Data records for software interfaces
★ ★ ★

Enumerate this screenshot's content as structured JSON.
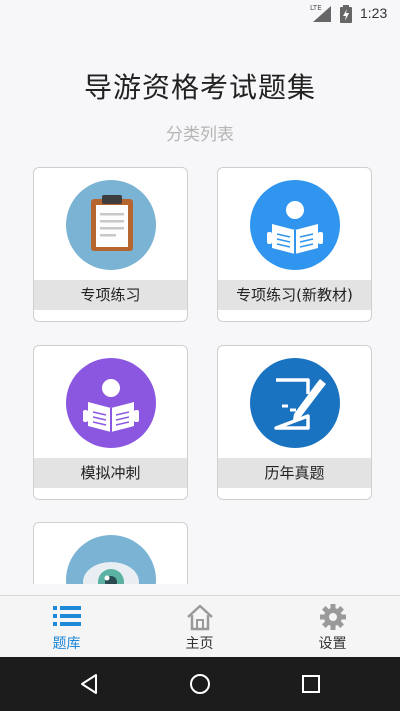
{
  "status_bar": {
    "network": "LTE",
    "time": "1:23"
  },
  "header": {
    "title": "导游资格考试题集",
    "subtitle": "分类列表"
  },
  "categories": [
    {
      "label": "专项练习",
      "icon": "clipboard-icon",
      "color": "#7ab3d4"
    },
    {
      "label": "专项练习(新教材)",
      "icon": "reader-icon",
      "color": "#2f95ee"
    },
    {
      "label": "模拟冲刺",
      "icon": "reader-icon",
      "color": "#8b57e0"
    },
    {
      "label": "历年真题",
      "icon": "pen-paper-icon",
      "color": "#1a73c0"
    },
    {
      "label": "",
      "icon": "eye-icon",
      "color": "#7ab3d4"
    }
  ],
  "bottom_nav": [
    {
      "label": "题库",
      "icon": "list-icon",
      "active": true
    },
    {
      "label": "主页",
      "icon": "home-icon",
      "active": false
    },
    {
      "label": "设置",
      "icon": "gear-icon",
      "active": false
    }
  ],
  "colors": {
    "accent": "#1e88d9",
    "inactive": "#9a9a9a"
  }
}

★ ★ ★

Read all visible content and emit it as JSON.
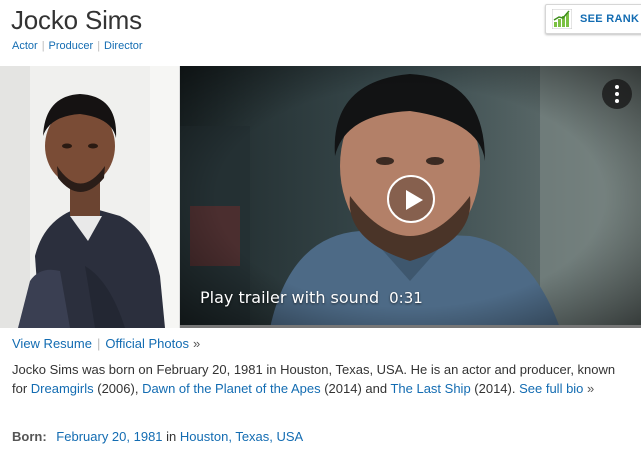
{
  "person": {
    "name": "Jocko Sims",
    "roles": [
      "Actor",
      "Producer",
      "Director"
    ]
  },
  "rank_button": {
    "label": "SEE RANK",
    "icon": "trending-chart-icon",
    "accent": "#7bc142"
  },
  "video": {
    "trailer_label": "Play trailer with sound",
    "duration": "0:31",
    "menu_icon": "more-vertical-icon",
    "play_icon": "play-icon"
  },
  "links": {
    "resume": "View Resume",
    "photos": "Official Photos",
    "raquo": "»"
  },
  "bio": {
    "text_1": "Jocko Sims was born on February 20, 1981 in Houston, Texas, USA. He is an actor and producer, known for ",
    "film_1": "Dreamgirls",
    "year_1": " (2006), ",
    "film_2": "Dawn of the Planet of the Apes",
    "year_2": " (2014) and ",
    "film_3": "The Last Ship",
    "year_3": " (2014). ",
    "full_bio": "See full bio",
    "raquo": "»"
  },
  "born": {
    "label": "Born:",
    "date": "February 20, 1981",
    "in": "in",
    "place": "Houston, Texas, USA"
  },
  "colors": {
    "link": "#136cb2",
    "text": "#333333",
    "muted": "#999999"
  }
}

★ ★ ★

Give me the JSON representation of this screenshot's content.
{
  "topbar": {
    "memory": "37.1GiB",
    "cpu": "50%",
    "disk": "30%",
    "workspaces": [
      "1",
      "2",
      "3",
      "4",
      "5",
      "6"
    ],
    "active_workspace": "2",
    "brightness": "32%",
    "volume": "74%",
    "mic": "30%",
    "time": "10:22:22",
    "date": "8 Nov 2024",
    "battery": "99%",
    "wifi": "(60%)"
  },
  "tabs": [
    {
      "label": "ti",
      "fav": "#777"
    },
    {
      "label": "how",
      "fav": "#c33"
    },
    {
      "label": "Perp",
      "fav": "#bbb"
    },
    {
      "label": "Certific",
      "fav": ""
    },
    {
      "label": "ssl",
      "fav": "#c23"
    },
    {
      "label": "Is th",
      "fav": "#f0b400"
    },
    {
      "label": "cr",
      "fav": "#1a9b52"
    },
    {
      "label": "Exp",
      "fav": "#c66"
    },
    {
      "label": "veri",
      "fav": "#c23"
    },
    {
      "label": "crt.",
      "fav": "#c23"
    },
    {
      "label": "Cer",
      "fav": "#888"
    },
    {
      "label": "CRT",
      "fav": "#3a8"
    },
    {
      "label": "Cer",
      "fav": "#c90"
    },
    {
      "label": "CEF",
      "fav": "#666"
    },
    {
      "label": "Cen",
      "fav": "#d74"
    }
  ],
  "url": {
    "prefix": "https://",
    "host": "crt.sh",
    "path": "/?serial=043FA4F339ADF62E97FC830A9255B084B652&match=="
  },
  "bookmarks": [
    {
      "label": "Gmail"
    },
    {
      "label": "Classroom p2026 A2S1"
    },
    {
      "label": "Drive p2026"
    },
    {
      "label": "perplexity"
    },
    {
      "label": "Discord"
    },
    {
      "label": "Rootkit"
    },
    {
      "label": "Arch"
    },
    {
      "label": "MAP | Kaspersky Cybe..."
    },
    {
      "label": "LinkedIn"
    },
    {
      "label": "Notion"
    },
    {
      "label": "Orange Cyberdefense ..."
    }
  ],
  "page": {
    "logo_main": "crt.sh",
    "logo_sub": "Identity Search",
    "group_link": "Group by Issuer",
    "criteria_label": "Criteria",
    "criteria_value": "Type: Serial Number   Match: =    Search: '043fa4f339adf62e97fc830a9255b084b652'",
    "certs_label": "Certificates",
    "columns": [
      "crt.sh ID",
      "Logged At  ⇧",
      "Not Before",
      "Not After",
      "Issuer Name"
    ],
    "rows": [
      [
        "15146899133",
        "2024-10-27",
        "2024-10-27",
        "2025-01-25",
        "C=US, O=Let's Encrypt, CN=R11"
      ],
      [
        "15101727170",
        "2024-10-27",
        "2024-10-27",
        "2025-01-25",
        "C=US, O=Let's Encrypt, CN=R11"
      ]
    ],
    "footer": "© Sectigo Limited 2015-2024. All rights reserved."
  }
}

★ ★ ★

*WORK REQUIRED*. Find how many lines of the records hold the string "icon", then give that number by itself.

*WRITTEN RESPONSE*. 11